_WORK TO COMPLETE_
The records that follow should be retyped word for word.

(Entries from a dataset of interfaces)
|---|

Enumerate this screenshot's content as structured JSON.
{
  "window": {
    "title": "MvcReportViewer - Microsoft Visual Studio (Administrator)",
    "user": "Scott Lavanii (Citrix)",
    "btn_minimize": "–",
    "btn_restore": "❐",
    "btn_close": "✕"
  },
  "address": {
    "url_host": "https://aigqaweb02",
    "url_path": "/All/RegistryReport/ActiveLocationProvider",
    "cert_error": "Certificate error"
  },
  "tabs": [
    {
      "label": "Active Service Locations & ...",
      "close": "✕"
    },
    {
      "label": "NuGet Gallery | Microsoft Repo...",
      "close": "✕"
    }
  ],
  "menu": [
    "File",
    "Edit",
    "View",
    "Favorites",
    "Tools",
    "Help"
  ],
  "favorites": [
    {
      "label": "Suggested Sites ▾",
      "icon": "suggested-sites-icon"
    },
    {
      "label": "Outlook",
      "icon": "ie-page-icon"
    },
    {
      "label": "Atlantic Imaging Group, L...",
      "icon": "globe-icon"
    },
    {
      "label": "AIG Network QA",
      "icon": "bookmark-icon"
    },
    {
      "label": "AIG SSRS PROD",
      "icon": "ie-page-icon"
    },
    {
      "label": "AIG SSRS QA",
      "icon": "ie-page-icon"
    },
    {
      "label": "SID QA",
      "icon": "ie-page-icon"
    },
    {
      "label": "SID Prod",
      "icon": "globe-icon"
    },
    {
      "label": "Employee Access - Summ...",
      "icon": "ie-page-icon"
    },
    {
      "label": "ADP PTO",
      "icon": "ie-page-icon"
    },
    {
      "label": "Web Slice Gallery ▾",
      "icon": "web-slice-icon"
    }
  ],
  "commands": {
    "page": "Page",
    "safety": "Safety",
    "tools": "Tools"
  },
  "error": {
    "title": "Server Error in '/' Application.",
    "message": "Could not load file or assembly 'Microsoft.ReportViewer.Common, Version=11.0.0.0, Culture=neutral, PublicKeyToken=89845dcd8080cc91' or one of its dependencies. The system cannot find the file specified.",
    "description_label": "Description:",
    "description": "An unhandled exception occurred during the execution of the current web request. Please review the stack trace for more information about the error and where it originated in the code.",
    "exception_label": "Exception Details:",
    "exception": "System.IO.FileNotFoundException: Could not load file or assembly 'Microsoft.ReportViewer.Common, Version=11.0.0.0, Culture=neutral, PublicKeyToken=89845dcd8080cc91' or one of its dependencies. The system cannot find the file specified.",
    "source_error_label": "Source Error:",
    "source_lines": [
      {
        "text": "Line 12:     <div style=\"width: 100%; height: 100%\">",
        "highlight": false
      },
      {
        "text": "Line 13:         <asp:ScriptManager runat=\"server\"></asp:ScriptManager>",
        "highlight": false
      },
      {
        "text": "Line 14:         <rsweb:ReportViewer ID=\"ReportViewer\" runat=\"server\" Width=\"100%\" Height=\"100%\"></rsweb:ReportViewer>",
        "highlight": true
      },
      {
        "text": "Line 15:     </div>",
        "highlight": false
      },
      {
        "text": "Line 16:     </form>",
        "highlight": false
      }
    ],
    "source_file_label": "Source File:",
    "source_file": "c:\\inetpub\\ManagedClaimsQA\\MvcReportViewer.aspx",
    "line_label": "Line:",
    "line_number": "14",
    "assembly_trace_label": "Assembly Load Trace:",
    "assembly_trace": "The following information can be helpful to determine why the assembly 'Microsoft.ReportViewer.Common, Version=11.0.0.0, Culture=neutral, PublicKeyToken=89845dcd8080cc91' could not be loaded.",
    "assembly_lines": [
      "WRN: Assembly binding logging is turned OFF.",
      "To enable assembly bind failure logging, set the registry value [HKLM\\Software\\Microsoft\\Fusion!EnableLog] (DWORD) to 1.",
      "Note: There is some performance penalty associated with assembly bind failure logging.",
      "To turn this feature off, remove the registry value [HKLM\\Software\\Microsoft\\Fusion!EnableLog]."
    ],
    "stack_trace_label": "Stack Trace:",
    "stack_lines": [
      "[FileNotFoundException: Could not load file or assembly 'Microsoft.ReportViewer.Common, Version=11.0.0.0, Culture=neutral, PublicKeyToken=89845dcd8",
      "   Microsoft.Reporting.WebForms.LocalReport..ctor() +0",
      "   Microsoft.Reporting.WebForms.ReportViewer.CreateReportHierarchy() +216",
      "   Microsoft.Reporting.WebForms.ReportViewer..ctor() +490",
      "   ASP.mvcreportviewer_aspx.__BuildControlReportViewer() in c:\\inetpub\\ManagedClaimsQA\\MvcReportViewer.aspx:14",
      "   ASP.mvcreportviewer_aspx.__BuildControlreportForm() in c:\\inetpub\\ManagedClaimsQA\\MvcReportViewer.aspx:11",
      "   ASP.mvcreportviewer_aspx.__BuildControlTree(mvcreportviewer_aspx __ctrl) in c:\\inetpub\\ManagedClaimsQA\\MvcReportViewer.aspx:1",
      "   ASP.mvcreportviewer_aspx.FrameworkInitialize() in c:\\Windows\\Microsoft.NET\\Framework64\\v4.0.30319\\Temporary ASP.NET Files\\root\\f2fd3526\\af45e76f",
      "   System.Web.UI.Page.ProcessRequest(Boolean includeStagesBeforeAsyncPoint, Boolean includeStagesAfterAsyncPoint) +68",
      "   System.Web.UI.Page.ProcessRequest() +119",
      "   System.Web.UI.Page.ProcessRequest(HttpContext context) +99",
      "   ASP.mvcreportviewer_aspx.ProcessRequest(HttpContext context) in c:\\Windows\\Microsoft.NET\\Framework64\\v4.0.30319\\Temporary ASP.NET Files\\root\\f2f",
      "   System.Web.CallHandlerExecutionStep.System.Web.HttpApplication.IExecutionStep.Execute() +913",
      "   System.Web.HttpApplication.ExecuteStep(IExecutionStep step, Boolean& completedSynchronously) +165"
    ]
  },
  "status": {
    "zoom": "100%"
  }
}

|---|

_SOLVED PROBLEM_
Enumerate this screenshot's content as structured JSON.
{
  "window": {
    "title": "MvcReportViewer - Microsoft Visual Studio (Administrator)",
    "user": "Scott Lavanii (Citrix)",
    "btn_minimize": "–",
    "btn_restore": "❐",
    "btn_close": "✕"
  },
  "address": {
    "url_host": "https://aigqaweb02",
    "url_path": "/All/RegistryReport/ActiveLocationProvider",
    "cert_error": "Certificate error"
  },
  "tabs": [
    {
      "label": "Active Service Locations & ...",
      "close": "✕"
    },
    {
      "label": "NuGet Gallery | Microsoft Repo...",
      "close": "✕"
    }
  ],
  "menu": [
    "File",
    "Edit",
    "View",
    "Favorites",
    "Tools",
    "Help"
  ],
  "favorites": [
    {
      "label": "Suggested Sites ▾",
      "icon": "suggested-sites-icon"
    },
    {
      "label": "Outlook",
      "icon": "ie-page-icon"
    },
    {
      "label": "Atlantic Imaging Group, L...",
      "icon": "globe-icon"
    },
    {
      "label": "AIG Network QA",
      "icon": "bookmark-icon"
    },
    {
      "label": "AIG SSRS PROD",
      "icon": "ie-page-icon"
    },
    {
      "label": "AIG SSRS QA",
      "icon": "ie-page-icon"
    },
    {
      "label": "SID QA",
      "icon": "ie-page-icon"
    },
    {
      "label": "SID Prod",
      "icon": "globe-icon"
    },
    {
      "label": "Employee Access - Summ...",
      "icon": "ie-page-icon"
    },
    {
      "label": "ADP PTO",
      "icon": "ie-page-icon"
    },
    {
      "label": "Web Slice Gallery ▾",
      "icon": "web-slice-icon"
    }
  ],
  "commands": {
    "page": "Page",
    "safety": "Safety",
    "tools": "Tools"
  },
  "error": {
    "title": "Server Error in '/' Application.",
    "message": "Could not load file or assembly 'Microsoft.ReportViewer.Common, Version=11.0.0.0, Culture=neutral, PublicKeyToken=89845dcd8080cc91' or one of its dependencies. The system cannot find the file specified.",
    "description_label": "Description:",
    "description": "An unhandled exception occurred during the execution of the current web request. Please review the stack trace for more information about the error and where it originated in the code.",
    "exception_label": "Exception Details:",
    "exception": "System.IO.FileNotFoundException: Could not load file or assembly 'Microsoft.ReportViewer.Common, Version=11.0.0.0, Culture=neutral, PublicKeyToken=89845dcd8080cc91' or one of its dependencies. The system cannot find the file specified.",
    "source_error_label": "Source Error:",
    "source_lines": [
      {
        "text": "Line 12:     <div style=\"width: 100%; height: 100%\">",
        "highlight": false
      },
      {
        "text": "Line 13:         <asp:ScriptManager runat=\"server\"></asp:ScriptManager>",
        "highlight": false
      },
      {
        "text": "Line 14:         <rsweb:ReportViewer ID=\"ReportViewer\" runat=\"server\" Width=\"100%\" Height=\"100%\"></rsweb:ReportViewer>",
        "highlight": true
      },
      {
        "text": "Line 15:     </div>",
        "highlight": false
      },
      {
        "text": "Line 16:     </form>",
        "highlight": false
      }
    ],
    "source_file_label": "Source File:",
    "source_file": "c:\\inetpub\\ManagedClaimsQA\\MvcReportViewer.aspx",
    "line_label": "Line:",
    "line_number": "14",
    "assembly_trace_label": "Assembly Load Trace:",
    "assembly_trace": "The following information can be helpful to determine why the assembly 'Microsoft.ReportViewer.Common, Version=11.0.0.0, Culture=neutral, PublicKeyToken=89845dcd8080cc91' could not be loaded.",
    "assembly_lines": [
      "WRN: Assembly binding logging is turned OFF.",
      "To enable assembly bind failure logging, set the registry value [HKLM\\Software\\Microsoft\\Fusion!EnableLog] (DWORD) to 1.",
      "Note: There is some performance penalty associated with assembly bind failure logging.",
      "To turn this feature off, remove the registry value [HKLM\\Software\\Microsoft\\Fusion!EnableLog]."
    ],
    "stack_trace_label": "Stack Trace:",
    "stack_lines": [
      "[FileNotFoundException: Could not load file or assembly 'Microsoft.ReportViewer.Common, Version=11.0.0.0, Culture=neutral, PublicKeyToken=89845dcd8",
      "   Microsoft.Reporting.WebForms.LocalReport..ctor() +0",
      "   Microsoft.Reporting.WebForms.ReportViewer.CreateReportHierarchy() +216",
      "   Microsoft.Reporting.WebForms.ReportViewer..ctor() +490",
      "   ASP.mvcreportviewer_aspx.__BuildControlReportViewer() in c:\\inetpub\\ManagedClaimsQA\\MvcReportViewer.aspx:14",
      "   ASP.mvcreportviewer_aspx.__BuildControlreportForm() in c:\\inetpub\\ManagedClaimsQA\\MvcReportViewer.aspx:11",
      "   ASP.mvcreportviewer_aspx.__BuildControlTree(mvcreportviewer_aspx __ctrl) in c:\\inetpub\\ManagedClaimsQA\\MvcReportViewer.aspx:1",
      "   ASP.mvcreportviewer_aspx.FrameworkInitialize() in c:\\Windows\\Microsoft.NET\\Framework64\\v4.0.30319\\Temporary ASP.NET Files\\root\\f2fd3526\\af45e76f",
      "   System.Web.UI.Page.ProcessRequest(Boolean includeStagesBeforeAsyncPoint, Boolean includeStagesAfterAsyncPoint) +68",
      "   System.Web.UI.Page.ProcessRequest() +119",
      "   System.Web.UI.Page.ProcessRequest(HttpContext context) +99",
      "   ASP.mvcreportviewer_aspx.ProcessRequest(HttpContext context) in c:\\Windows\\Microsoft.NET\\Framework64\\v4.0.30319\\Temporary ASP.NET Files\\root\\f2f",
      "   System.Web.CallHandlerExecutionStep.System.Web.HttpApplication.IExecutionStep.Execute() +913",
      "   System.Web.HttpApplication.ExecuteStep(IExecutionStep step, Boolean& completedSynchronously) +165"
    ]
  },
  "status": {
    "zoom": "100%"
  }
}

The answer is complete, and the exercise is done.